Legal literature, 18 f.

Legal system, Babylonian, 187 ff.; Hebrew, 195 f.; relation between the two, 199 f.

Linguistic criticism, 70 f.

Literary criticism, 71 f.

Literature, kinds of, 15 ff., 90.

Merneptah, 128 f.

Miracles, 27 f.

Mission of Israel, 60 f.

Misuse, 231 f.

Moabite Stone, 130 ff.

Monotheism, 167 f., 218 f.

Monotheistic tendencies, 167-169.

Moral teaching, 259.

Moses, 102 f.

Nature of Old Testament, 12 f.

Nebuchadrezzar, 140 f.

Neglect, 227 f.; causes of, 229-233.

New Testament, superiority, 229 f., 254 f.; estimate of O. T., 10 f.

Old Testament, nature, 12 f.; reliability, 150 f.; as literature, 255 f.; in Christian church, 9; New Testament estimate of, 10 f.; Old Testament and interpretation of New Testament, 257; Jesus and Old Testament, 9 f., 26, 36 f., 234.

Omri, 130 f.

Opposition to criticism, 74 f., 82, 101.

Order of creation, 47 ff.

Patriarchal age, 154; narratives, 238 f.

Pekah, 135.

Penitential Psalms, 168.

Pentateuch, authorship of, 88 f.

Permanent value, 59 ff., 227 ff.

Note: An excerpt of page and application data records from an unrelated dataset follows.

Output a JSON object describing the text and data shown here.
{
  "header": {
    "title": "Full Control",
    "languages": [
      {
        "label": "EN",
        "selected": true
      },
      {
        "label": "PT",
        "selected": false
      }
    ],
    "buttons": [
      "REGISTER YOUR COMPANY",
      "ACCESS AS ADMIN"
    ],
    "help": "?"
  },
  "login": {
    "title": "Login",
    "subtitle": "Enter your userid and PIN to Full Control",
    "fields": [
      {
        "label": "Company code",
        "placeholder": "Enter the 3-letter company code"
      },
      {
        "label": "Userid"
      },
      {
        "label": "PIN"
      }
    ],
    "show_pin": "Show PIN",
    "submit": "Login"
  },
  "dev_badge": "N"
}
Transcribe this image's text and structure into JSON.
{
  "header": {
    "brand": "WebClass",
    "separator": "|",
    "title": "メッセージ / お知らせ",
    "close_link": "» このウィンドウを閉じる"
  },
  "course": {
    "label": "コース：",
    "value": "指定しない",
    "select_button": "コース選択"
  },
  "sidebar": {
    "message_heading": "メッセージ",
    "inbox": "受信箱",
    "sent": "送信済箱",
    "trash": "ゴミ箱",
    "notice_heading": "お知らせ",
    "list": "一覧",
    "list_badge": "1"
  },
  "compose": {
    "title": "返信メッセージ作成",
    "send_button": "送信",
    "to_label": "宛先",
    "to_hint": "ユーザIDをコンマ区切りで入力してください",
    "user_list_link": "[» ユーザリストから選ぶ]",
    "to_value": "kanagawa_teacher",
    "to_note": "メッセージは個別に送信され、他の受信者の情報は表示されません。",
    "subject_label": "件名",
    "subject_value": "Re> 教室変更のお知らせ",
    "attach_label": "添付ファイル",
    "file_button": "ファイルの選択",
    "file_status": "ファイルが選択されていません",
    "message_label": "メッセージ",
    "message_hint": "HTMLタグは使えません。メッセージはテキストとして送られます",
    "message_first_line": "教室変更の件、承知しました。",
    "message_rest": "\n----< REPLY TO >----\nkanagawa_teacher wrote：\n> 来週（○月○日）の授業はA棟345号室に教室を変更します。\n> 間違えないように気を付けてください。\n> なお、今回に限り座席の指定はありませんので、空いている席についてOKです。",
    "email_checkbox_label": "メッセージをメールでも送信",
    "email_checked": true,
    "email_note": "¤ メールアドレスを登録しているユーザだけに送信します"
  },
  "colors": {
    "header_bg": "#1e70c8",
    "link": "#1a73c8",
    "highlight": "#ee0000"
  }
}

Polydemonism, 171.

Polytheism, 166 ff.

Priesthood, 179 f.

Prophecy, fulfilment of, 28 f.

Prophetic literature, 15 f., 253 f.

Proverbs, 245-247.

Psalms, 242-244, 261.

Purpose of Old Testament, 11 f., 53 ff., 148.

Reliability, of O. T. history, 150 f.

Religion, development of, 87.

Religious imperfections, 24 f.; r. institutions, 175 ff.

Restitution theory, 48 f.

Revelation, 53 ff.; methods of, 13 f.; progressive, 85 f.

Sabbath, 175 ff.

Sacrifice, 180 f.

Samaria, capture of, 136 f.

Sargon II, 136.

Science, 38 ff.

Sennacherib, 137 ff.

Shalmaneser III, 132 f.

Shalmaneser V, 136.

Sheol, 184 ff.

Shishak, 129 f.

Similarities, 220.

Song of Songs, 251-253.

Spiritual appeal, 29 ff.; judgment, 35 f.; unity, 29 f.

Style, 21.

Taylor Cylinder, 138 f.

Tel-el-Amarna tablets, 125 ff.

Temple, 179.

Textual criticism, 68 ff., 74.

Tiglath-pileser IV, 134 ff.

Tirhaka, 139 f.

Tithe, 180.

True religion, 260 f.

Uniqueness, 32 f.

Unity, 29 f.

Unrest, 42 ff., 232.

Use of archæological material, 143 ff.

Veracity of inscriptions, 145 f.

View point, 149 f.

Vision theory, 50 f.

Wisdom literature, 16 f., 244 ff.

Yahweh, 171 ff., 217.

Yaudi, 135.